[Records drawn from a dataset]
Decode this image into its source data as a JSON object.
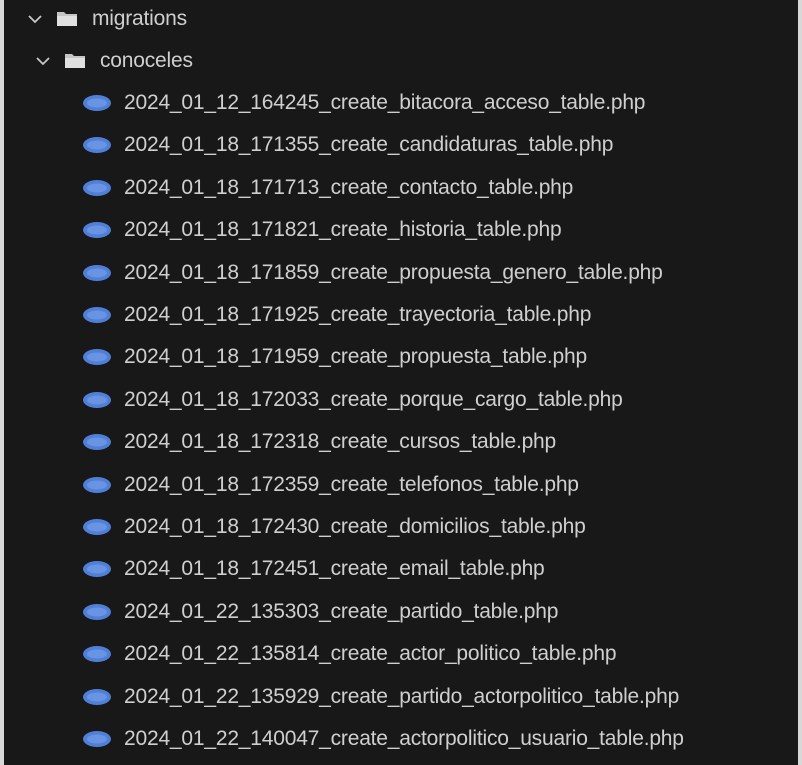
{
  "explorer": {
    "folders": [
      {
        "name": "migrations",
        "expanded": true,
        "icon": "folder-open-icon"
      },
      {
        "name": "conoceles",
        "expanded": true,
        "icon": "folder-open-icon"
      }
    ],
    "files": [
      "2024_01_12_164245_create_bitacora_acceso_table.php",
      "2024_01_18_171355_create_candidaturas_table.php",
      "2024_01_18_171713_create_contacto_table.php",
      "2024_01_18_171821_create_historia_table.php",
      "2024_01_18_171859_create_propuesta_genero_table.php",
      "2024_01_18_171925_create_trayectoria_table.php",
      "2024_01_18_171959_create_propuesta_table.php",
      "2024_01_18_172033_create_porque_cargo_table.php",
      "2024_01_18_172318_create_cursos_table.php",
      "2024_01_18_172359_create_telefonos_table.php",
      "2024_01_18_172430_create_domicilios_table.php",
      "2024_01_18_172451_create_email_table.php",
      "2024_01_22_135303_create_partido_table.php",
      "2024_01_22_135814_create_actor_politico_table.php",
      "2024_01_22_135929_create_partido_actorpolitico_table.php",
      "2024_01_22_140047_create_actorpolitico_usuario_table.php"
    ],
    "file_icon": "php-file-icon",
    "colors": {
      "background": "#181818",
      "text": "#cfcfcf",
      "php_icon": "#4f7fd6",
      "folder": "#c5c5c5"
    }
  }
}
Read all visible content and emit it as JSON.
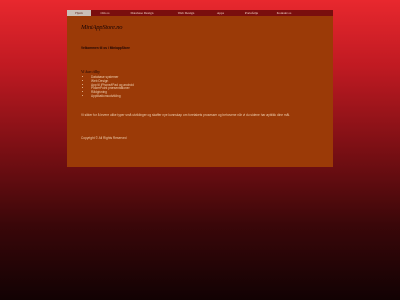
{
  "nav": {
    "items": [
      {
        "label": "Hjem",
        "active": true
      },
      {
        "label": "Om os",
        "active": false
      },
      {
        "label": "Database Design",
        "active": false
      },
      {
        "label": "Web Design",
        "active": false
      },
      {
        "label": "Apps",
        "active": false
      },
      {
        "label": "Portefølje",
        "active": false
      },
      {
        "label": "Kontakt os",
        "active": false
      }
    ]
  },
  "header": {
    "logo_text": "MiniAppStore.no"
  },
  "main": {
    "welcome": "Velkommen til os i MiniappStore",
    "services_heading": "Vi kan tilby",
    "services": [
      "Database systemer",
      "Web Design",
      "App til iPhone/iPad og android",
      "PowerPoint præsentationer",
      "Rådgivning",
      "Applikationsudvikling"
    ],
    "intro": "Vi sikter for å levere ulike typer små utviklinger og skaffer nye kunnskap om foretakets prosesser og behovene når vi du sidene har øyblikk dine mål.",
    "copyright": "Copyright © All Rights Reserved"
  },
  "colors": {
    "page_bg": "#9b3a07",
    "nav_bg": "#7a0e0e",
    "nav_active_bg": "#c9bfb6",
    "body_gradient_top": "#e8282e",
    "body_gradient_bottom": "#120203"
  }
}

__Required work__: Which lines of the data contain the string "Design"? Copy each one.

__Reply__:
        "label": "Database Design",
        "label": "Web Design",
      "Web Design",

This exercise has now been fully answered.